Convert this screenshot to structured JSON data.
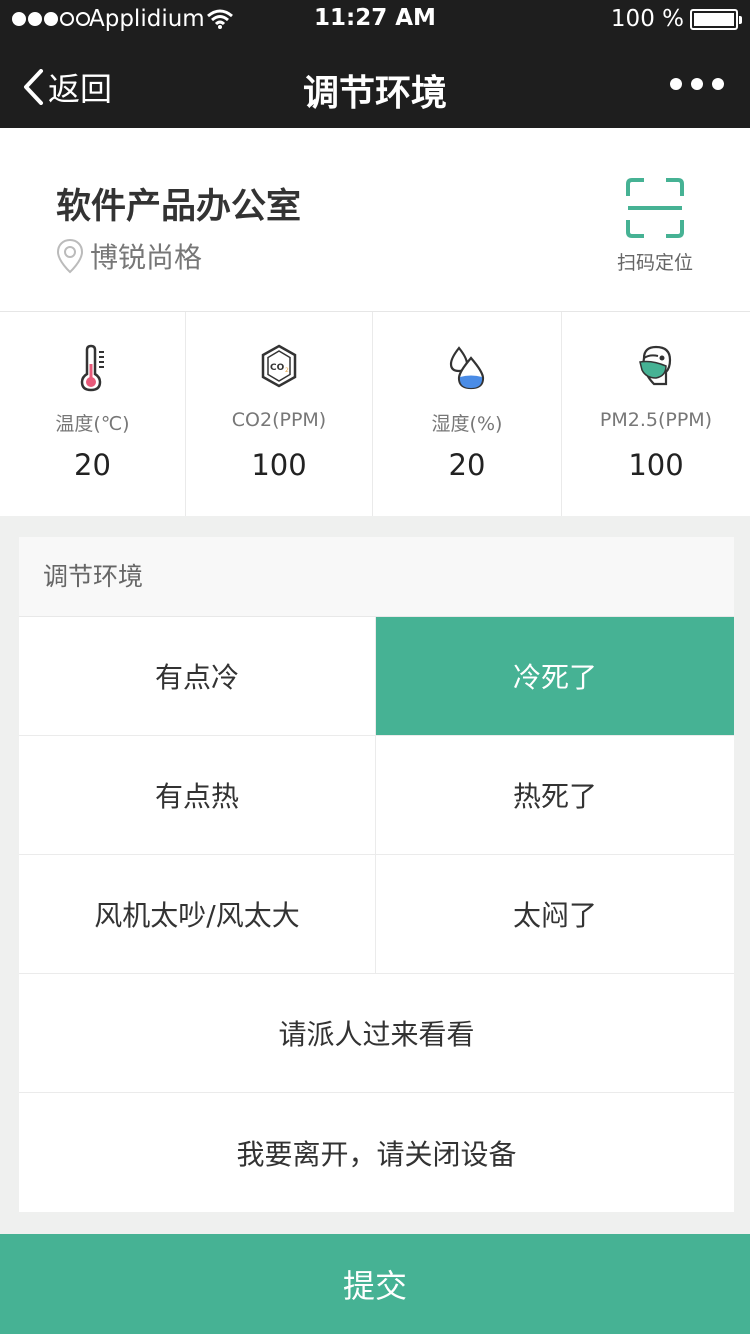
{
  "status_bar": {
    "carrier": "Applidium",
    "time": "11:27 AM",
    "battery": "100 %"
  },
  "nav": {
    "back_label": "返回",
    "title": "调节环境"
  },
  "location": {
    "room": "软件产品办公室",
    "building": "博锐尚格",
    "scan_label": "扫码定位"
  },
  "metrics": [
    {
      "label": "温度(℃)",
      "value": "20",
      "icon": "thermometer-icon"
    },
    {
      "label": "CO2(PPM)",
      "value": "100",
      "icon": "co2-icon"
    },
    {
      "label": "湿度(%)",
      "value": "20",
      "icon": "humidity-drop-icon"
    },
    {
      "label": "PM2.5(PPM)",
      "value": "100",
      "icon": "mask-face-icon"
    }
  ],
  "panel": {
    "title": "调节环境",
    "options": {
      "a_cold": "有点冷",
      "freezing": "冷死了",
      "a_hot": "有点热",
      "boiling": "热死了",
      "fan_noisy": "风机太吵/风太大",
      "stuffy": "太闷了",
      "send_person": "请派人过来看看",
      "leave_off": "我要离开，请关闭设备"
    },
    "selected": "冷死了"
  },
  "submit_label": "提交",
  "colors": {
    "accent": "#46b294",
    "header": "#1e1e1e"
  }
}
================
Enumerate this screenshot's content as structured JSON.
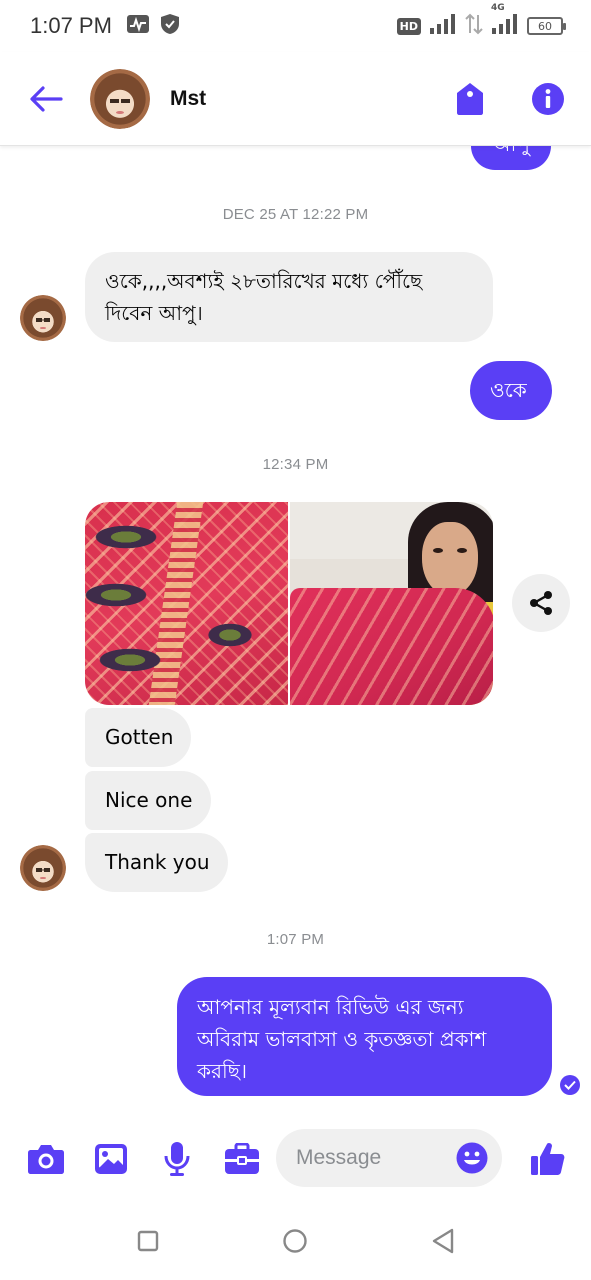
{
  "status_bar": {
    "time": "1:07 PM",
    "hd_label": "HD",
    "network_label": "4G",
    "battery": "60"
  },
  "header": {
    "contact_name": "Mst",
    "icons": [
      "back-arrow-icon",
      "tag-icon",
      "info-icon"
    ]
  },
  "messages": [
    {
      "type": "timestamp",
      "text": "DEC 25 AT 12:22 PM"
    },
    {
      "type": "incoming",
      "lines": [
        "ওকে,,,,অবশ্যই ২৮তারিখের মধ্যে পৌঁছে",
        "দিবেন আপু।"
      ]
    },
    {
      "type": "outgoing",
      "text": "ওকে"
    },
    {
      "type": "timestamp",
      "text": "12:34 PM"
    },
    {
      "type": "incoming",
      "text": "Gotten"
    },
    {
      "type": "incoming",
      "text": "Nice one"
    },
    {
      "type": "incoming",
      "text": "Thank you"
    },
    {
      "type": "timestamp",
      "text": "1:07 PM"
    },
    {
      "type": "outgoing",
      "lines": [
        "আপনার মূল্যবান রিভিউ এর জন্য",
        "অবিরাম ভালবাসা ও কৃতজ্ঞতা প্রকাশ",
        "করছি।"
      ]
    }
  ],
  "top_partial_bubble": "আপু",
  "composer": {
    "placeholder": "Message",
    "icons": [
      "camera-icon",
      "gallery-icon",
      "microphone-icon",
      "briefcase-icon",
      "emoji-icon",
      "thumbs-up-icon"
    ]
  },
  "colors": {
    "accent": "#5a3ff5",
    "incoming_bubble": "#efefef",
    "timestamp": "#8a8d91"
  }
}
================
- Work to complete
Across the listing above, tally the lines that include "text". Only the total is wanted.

- Problem solution
7